Bryan sketches out our map of the trip home
The day we left for Mazatlan, we finally went ashore for a baby booby hunt. 

We spotted several babies in the nests on the beaches and hiked inland for a few minutes, past a noisy colony of what I think were ground-nesting terns. 

Meira pointed out baby frigates 

and Hannah hunted for lizards, as usual. 

But for some reason on this visit, my eyes were drawn to the evidence of death. 

Half-eaten fish sat rotting in the path. 

Lobster tails and crab claws cluttered the tide line. Fully-grown birds and ill-fated babies lay sprawled over stones, all the grace of life lost in the twisted pose of death. 

We didn't stay long enough to see the complete process, to watch the carcasses provide food for other creatures or dissolve into the ground to fertilize the soil. 

And I don't have anything new to say about the “circle of life.” Simply that the contrast was striking, new life hatching out all over, 

side-by-side with death. Every individual fighting “tooth and claw” to keep from joining the ranks of those who lost the battle for survival.
In the afternoon, we rowed over to meet some new neighbors who were getting ready to head out for Mazatlan too. And then, with a last wave goodbye to CrazyLove, we pulled up the anchor and headed north.

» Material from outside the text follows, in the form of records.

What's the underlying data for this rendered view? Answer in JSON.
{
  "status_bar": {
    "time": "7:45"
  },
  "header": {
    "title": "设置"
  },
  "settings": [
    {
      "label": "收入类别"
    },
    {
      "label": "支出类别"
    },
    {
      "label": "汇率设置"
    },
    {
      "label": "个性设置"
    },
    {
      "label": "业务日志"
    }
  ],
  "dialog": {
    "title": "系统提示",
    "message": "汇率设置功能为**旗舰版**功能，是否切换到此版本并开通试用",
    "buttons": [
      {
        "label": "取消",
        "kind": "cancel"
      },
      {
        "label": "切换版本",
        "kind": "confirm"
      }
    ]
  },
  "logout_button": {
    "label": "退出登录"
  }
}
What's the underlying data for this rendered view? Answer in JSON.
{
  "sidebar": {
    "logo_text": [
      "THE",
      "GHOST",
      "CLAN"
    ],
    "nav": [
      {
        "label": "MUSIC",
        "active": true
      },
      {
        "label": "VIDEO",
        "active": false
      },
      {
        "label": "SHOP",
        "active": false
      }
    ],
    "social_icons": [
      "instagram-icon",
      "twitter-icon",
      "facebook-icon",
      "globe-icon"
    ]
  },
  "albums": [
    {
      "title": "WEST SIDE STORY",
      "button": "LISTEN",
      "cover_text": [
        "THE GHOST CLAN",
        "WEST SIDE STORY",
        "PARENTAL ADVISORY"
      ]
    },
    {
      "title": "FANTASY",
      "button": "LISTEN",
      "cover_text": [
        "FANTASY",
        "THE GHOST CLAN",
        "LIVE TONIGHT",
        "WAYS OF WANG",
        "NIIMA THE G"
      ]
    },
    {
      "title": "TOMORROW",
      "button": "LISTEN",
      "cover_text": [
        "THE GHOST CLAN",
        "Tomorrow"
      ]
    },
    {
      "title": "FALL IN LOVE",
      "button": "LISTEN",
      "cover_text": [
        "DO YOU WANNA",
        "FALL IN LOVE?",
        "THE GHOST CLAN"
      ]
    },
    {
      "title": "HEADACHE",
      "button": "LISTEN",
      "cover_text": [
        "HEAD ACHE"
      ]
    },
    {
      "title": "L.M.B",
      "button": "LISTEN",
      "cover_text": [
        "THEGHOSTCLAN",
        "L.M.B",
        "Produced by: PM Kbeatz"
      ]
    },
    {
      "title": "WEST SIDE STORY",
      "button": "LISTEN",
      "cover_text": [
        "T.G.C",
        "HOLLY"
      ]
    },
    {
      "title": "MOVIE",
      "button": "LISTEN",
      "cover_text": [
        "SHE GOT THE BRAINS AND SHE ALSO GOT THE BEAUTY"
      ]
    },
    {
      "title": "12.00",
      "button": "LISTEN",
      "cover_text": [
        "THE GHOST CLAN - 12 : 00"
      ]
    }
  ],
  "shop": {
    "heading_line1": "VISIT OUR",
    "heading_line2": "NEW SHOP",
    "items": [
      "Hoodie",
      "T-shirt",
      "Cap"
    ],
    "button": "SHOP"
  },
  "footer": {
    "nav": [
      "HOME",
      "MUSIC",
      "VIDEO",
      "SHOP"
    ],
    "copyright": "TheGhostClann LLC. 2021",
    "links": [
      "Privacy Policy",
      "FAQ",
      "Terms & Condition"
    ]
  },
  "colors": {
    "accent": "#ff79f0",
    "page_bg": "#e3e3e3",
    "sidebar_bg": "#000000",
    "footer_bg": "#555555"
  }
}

So far, our conditions for going north had been great. Today, we motorsailed in light winds and calm seas. We laughed ourselves silly over the antics of a group of jumping manta rays and watched as they flipped and spun through the air, their wings rippling, and then sat out in the warm evening as the sun set in the blue, blue sky. When I woke up in the morning, the blue was gone and we were motoring over perfectly calm seas through an unexpected bit of thick fog. 
We picked up a hitchhiker, this brown booby up on the spreaders. A closer look revealed why he had stopped. His right foot hung dangling, useless.
After a few minutes on the spreaders, he took off, only to land awkwardly on our sidedeck. Bryan put on his heavy and gloves and went forward to extricate him from the docklines. 

The bird settled in for a few more minutes of rest on the dinghy and we were just planning how to get help when we got to Mazatlan when he flew off, trailing his broken leg behind. We've seen other birds on this trip make do with just one good leg, so we can imagine that he'll find a way to cope. But the images from Isabel linger and I choose to face the hard truths that color the darker side of nature's beauty.

Bryan stayed up past the end of his watch to see us through it safely. I listened on the VHF for any word of traffic exiting the commercial harbor (all vessels are required to obtain permission before entering or exiting.) We took the long way around the islands near the city, safely out of the way of harbor traffic or off-lying rocks. And just before we needed to make the turn toward the small boat harbor at the north end of the city, the fog lifted and we were able to see our way clearly into the marina.
We pulled into the same marina where we'd spent Christmas. We motored straight to the fuel dock and, while Bryan filled up our tanks, I went up to the office to see if they had any availability for us. They were pretty full, but we're small and they found us a slip. We gave high fives all around for a safe completion of Leg 1, then silly, off-balance “foot-fives” because, as one of the girls reminded us, it was the end of the leg. It's a good thing puns don't weigh anything; I think this family would sink the boat.